** WORKING DATA follows **

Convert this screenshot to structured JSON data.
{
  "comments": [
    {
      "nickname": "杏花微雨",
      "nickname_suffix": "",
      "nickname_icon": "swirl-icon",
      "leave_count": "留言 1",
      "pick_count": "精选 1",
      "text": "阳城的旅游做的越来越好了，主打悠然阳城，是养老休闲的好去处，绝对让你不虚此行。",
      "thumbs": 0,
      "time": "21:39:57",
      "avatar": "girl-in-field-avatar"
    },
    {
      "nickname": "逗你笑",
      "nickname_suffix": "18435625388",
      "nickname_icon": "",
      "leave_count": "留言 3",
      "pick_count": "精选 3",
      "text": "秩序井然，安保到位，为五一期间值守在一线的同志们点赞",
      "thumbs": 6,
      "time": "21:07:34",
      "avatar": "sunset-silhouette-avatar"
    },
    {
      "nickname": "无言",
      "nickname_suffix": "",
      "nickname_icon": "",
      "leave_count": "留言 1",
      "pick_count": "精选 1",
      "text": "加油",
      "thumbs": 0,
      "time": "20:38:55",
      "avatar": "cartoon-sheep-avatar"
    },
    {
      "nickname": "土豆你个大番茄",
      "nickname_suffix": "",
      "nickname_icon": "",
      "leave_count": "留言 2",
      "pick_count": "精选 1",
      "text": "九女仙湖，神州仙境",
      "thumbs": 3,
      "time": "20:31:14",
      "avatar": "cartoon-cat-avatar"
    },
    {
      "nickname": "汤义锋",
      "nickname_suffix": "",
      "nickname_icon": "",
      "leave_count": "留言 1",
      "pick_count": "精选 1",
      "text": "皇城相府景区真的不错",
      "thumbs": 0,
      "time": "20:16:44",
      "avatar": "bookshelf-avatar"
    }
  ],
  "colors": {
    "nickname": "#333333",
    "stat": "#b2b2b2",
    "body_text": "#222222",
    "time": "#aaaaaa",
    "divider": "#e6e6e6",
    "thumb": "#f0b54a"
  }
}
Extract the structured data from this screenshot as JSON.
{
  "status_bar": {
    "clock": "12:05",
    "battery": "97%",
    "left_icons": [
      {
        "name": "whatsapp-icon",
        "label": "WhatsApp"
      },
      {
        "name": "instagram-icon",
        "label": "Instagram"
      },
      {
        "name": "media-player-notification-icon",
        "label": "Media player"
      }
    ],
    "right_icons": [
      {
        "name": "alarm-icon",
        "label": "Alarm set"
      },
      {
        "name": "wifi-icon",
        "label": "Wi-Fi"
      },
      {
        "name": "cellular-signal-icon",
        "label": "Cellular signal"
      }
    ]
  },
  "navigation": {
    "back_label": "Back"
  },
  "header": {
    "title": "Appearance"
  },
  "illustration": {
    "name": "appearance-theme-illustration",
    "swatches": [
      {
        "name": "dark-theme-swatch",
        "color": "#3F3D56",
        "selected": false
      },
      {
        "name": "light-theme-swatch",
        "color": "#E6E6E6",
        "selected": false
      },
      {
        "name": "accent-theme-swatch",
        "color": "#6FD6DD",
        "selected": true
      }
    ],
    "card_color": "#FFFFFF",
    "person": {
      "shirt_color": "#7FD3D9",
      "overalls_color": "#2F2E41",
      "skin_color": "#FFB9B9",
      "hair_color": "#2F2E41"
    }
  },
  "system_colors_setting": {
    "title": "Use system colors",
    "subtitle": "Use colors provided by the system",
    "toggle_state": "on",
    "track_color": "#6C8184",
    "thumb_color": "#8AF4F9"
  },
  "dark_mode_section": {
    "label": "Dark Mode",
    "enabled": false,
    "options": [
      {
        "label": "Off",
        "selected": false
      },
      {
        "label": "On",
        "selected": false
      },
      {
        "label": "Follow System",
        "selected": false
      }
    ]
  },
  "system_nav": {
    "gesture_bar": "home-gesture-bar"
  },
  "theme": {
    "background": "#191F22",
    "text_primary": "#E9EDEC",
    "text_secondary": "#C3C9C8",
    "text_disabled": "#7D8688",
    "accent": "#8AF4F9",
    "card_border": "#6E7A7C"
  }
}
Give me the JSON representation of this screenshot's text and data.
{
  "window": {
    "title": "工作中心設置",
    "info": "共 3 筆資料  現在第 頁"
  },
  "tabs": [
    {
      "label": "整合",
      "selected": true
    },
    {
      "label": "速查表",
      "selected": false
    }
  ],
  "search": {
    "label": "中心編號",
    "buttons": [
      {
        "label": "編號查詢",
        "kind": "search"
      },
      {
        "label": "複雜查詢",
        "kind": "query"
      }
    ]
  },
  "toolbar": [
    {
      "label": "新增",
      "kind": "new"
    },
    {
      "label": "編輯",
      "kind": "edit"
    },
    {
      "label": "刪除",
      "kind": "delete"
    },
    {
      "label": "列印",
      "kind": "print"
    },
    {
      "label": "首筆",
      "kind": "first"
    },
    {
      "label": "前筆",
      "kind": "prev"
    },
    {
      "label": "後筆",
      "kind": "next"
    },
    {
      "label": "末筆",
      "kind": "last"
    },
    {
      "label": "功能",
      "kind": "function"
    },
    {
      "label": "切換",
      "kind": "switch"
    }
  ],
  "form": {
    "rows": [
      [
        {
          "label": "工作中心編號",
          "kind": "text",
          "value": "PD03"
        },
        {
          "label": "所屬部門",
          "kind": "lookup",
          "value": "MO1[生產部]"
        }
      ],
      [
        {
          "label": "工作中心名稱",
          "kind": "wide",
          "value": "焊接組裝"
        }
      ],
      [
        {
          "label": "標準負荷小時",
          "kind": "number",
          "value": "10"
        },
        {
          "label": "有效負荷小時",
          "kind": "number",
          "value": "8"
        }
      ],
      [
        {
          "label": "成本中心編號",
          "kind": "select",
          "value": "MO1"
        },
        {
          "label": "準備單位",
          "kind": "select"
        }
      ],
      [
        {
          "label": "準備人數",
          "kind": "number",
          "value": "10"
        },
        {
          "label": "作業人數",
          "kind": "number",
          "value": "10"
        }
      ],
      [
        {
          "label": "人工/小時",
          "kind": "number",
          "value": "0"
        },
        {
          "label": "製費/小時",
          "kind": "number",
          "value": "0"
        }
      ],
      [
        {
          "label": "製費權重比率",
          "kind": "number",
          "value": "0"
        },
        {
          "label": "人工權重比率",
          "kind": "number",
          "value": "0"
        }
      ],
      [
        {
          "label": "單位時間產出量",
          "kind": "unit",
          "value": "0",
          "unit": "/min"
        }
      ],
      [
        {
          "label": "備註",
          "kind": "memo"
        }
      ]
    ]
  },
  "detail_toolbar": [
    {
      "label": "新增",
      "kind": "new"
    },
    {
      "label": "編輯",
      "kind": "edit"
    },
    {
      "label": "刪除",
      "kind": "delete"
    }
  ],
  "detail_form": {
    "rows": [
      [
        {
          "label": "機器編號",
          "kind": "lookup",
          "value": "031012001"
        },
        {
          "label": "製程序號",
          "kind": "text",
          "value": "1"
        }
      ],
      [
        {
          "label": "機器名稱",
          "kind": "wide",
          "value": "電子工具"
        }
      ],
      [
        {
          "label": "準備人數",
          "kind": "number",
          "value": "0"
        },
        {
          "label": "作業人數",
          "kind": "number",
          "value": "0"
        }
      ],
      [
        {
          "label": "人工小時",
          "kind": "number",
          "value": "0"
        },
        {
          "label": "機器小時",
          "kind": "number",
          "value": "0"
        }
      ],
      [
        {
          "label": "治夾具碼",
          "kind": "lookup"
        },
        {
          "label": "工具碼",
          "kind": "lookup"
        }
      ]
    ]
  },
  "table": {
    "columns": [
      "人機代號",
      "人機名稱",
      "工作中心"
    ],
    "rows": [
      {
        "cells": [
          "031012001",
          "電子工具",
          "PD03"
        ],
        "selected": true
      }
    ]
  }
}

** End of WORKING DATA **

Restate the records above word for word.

Convert this screenshot to structured JSON data.
{
  "comments": [
    {
      "nickname": "杏花微雨",
      "nickname_suffix": "",
      "nickname_icon": "swirl-icon",
      "leave_count": "留言 1",
      "pick_count": "精选 1",
      "text": "阳城的旅游做的越来越好了，主打悠然阳城，是养老休闲的好去处，绝对让你不虚此行。",
      "thumbs": 0,
      "time": "21:39:57",
      "avatar": "girl-in-field-avatar"
    },
    {
      "nickname": "逗你笑",
      "nickname_suffix": "18435625388",
      "nickname_icon": "",
      "leave_count": "留言 3",
      "pick_count": "精选 3",
      "text": "秩序井然，安保到位，为五一期间值守在一线的同志们点赞",
      "thumbs": 6,
      "time": "21:07:34",
      "avatar": "sunset-silhouette-avatar"
    },
    {
      "nickname": "无言",
      "nickname_suffix": "",
      "nickname_icon": "",
      "leave_count": "留言 1",
      "pick_count": "精选 1",
      "text": "加油",
      "thumbs": 0,
      "time": "20:38:55",
      "avatar": "cartoon-sheep-avatar"
    },
    {
      "nickname": "土豆你个大番茄",
      "nickname_suffix": "",
      "nickname_icon": "",
      "leave_count": "留言 2",
      "pick_count": "精选 1",
      "text": "九女仙湖，神州仙境",
      "thumbs": 3,
      "time": "20:31:14",
      "avatar": "cartoon-cat-avatar"
    },
    {
      "nickname": "汤义锋",
      "nickname_suffix": "",
      "nickname_icon": "",
      "leave_count": "留言 1",
      "pick_count": "精选 1",
      "text": "皇城相府景区真的不错",
      "thumbs": 0,
      "time": "20:16:44",
      "avatar": "bookshelf-avatar"
    }
  ],
  "colors": {
    "nickname": "#333333",
    "stat": "#b2b2b2",
    "body_text": "#222222",
    "time": "#aaaaaa",
    "divider": "#e6e6e6",
    "thumb": "#f0b54a"
  }
}
Extract the structured data from this screenshot as JSON.
{
  "status_bar": {
    "clock": "12:05",
    "battery": "97%",
    "left_icons": [
      {
        "name": "whatsapp-icon",
        "label": "WhatsApp"
      },
      {
        "name": "instagram-icon",
        "label": "Instagram"
      },
      {
        "name": "media-player-notification-icon",
        "label": "Media player"
      }
    ],
    "right_icons": [
      {
        "name": "alarm-icon",
        "label": "Alarm set"
      },
      {
        "name": "wifi-icon",
        "label": "Wi-Fi"
      },
      {
        "name": "cellular-signal-icon",
        "label": "Cellular signal"
      }
    ]
  },
  "navigation": {
    "back_label": "Back"
  },
  "header": {
    "title": "Appearance"
  },
  "illustration": {
    "name": "appearance-theme-illustration",
    "swatches": [
      {
        "name": "dark-theme-swatch",
        "color": "#3F3D56",
        "selected": false
      },
      {
        "name": "light-theme-swatch",
        "color": "#E6E6E6",
        "selected": false
      },
      {
        "name": "accent-theme-swatch",
        "color": "#6FD6DD",
        "selected": true
      }
    ],
    "card_color": "#FFFFFF",
    "person": {
      "shirt_color": "#7FD3D9",
      "overalls_color": "#2F2E41",
      "skin_color": "#FFB9B9",
      "hair_color": "#2F2E41"
    }
  },
  "system_colors_setting": {
    "title": "Use system colors",
    "subtitle": "Use colors provided by the system",
    "toggle_state": "on",
    "track_color": "#6C8184",
    "thumb_color": "#8AF4F9"
  },
  "dark_mode_section": {
    "label": "Dark Mode",
    "enabled": false,
    "options": [
      {
        "label": "Off",
        "selected": false
      },
      {
        "label": "On",
        "selected": false
      },
      {
        "label": "Follow System",
        "selected": false
      }
    ]
  },
  "system_nav": {
    "gesture_bar": "home-gesture-bar"
  },
  "theme": {
    "background": "#191F22",
    "text_primary": "#E9EDEC",
    "text_secondary": "#C3C9C8",
    "text_disabled": "#7D8688",
    "accent": "#8AF4F9",
    "card_border": "#6E7A7C"
  }
}
Give me the JSON representation of this screenshot's text and data.
{
  "window": {
    "title": "工作中心設置",
    "info": "共 3 筆資料  現在第 頁"
  },
  "tabs": [
    {
      "label": "整合",
      "selected": true
    },
    {
      "label": "速查表",
      "selected": false
    }
  ],
  "search": {
    "label": "中心編號",
    "buttons": [
      {
        "label": "編號查詢",
        "kind": "search"
      },
      {
        "label": "複雜查詢",
        "kind": "query"
      }
    ]
  },
  "toolbar": [
    {
      "label": "新增",
      "kind": "new"
    },
    {
      "label": "編輯",
      "kind": "edit"
    },
    {
      "label": "刪除",
      "kind": "delete"
    },
    {
      "label": "列印",
      "kind": "print"
    },
    {
      "label": "首筆",
      "kind": "first"
    },
    {
      "label": "前筆",
      "kind": "prev"
    },
    {
      "label": "後筆",
      "kind": "next"
    },
    {
      "label": "末筆",
      "kind": "last"
    },
    {
      "label": "功能",
      "kind": "function"
    },
    {
      "label": "切換",
      "kind": "switch"
    }
  ],
  "form": {
    "rows": [
      [
        {
          "label": "工作中心編號",
          "kind": "text",
          "value": "PD03"
        },
        {
          "label": "所屬部門",
          "kind": "lookup",
          "value": "MO1[生產部]"
        }
      ],
      [
        {
          "label": "工作中心名稱",
          "kind": "wide",
          "value": "焊接組裝"
        }
      ],
      [
        {
          "label": "標準負荷小時",
          "kind": "number",
          "value": "10"
        },
        {
          "label": "有效負荷小時",
          "kind": "number",
          "value": "8"
        }
      ],
      [
        {
          "label": "成本中心編號",
          "kind": "select",
          "value": "MO1"
        },
        {
          "label": "準備單位",
          "kind": "select"
        }
      ],
      [
        {
          "label": "準備人數",
          "kind": "number",
          "value": "10"
        },
        {
          "label": "作業人數",
          "kind": "number",
          "value": "10"
        }
      ],
      [
        {
          "label": "人工/小時",
          "kind": "number",
          "value": "0"
        },
        {
          "label": "製費/小時",
          "kind": "number",
          "value": "0"
        }
      ],
      [
        {
          "label": "製費權重比率",
          "kind": "number",
          "value": "0"
        },
        {
          "label": "人工權重比率",
          "kind": "number",
          "value": "0"
        }
      ],
      [
        {
          "label": "單位時間產出量",
          "kind": "unit",
          "value": "0",
          "unit": "/min"
        }
      ],
      [
        {
          "label": "備註",
          "kind": "memo"
        }
      ]
    ]
  },
  "detail_toolbar": [
    {
      "label": "新增",
      "kind": "new"
    },
    {
      "label": "編輯",
      "kind": "edit"
    },
    {
      "label": "刪除",
      "kind": "delete"
    }
  ],
  "detail_form": {
    "rows": [
      [
        {
          "label": "機器編號",
          "kind": "lookup",
          "value": "031012001"
        },
        {
          "label": "製程序號",
          "kind": "text",
          "value": "1"
        }
      ],
      [
        {
          "label": "機器名稱",
          "kind": "wide",
          "value": "電子工具"
        }
      ],
      [
        {
          "label": "準備人數",
          "kind": "number",
          "value": "0"
        },
        {
          "label": "作業人數",
          "kind": "number",
          "value": "0"
        }
      ],
      [
        {
          "label": "人工小時",
          "kind": "number",
          "value": "0"
        },
        {
          "label": "機器小時",
          "kind": "number",
          "value": "0"
        }
      ],
      [
        {
          "label": "治夾具碼",
          "kind": "lookup"
        },
        {
          "label": "工具碼",
          "kind": "lookup"
        }
      ]
    ]
  },
  "table": {
    "columns": [
      "人機代號",
      "人機名稱",
      "工作中心"
    ],
    "rows": [
      {
        "cells": [
          "031012001",
          "電子工具",
          "PD03"
        ],
        "selected": true
      }
    ]
  }
}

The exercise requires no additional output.